**Required work:** Please copy out the lines in the entries that contain "text".

===== Input for this task

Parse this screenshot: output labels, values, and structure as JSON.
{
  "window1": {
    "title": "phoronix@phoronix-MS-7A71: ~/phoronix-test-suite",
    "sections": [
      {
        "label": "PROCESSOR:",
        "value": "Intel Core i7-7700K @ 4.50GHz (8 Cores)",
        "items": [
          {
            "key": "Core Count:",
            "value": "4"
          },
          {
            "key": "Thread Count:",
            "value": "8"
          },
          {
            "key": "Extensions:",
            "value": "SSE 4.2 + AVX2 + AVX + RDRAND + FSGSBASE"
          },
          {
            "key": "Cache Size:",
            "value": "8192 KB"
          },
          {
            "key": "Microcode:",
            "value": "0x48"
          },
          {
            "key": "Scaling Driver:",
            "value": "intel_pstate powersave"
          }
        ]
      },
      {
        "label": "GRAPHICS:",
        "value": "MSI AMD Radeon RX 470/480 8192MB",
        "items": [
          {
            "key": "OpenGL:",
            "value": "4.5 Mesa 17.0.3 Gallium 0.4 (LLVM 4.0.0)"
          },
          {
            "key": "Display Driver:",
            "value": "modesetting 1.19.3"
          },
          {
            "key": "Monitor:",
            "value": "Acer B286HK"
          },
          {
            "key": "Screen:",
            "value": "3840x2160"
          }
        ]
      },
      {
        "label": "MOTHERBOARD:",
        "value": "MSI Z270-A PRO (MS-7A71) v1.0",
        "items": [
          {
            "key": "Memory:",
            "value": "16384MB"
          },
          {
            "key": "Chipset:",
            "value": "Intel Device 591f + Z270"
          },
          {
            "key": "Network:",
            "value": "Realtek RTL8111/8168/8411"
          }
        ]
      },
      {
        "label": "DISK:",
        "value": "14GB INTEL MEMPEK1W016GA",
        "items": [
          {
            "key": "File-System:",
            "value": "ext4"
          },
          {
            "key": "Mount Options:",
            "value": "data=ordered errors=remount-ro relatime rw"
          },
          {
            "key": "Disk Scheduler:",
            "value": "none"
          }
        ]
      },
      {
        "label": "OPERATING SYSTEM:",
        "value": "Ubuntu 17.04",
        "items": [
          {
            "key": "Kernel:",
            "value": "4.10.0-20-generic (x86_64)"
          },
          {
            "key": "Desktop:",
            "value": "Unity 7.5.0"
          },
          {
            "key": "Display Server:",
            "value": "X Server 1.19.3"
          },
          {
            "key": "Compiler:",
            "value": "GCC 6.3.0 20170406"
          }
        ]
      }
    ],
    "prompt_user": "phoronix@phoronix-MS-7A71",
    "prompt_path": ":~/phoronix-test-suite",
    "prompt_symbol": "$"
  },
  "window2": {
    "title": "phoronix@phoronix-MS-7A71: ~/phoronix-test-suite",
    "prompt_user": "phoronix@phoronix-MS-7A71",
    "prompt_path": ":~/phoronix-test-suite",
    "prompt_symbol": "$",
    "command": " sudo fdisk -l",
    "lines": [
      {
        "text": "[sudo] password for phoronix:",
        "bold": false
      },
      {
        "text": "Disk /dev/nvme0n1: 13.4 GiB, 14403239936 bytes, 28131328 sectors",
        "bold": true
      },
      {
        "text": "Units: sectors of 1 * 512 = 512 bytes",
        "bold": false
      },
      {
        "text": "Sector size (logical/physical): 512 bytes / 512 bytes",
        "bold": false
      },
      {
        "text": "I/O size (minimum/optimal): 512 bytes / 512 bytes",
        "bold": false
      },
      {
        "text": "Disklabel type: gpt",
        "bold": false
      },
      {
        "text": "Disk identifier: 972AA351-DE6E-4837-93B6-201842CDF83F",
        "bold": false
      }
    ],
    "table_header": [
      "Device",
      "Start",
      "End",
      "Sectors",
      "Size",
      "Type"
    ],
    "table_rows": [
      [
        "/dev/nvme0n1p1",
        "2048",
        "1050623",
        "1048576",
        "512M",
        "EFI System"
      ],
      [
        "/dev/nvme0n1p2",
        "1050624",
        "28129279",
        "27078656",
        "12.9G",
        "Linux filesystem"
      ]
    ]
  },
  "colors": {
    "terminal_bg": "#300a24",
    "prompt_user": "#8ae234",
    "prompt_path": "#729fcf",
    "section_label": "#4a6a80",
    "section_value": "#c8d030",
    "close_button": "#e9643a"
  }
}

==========

**Exercise output:**
        "text": "[sudo] password for phoronix:",
        "text": "Disk /dev/nvme0n1: 13.4 GiB, 14403239936 bytes, 28131328 sectors",
        "text": "Units: sectors of 1 * 512 = 512 bytes",
        "text": "Sector size (logical/physical): 512 bytes / 512 bytes",
        "text": "I/O size (minimum/optimal): 512 bytes / 512 bytes",
        "text": "Disklabel type: gpt",
        "text": "Disk identifier: 972AA351-DE6E-4837-93B6-201842CDF83F",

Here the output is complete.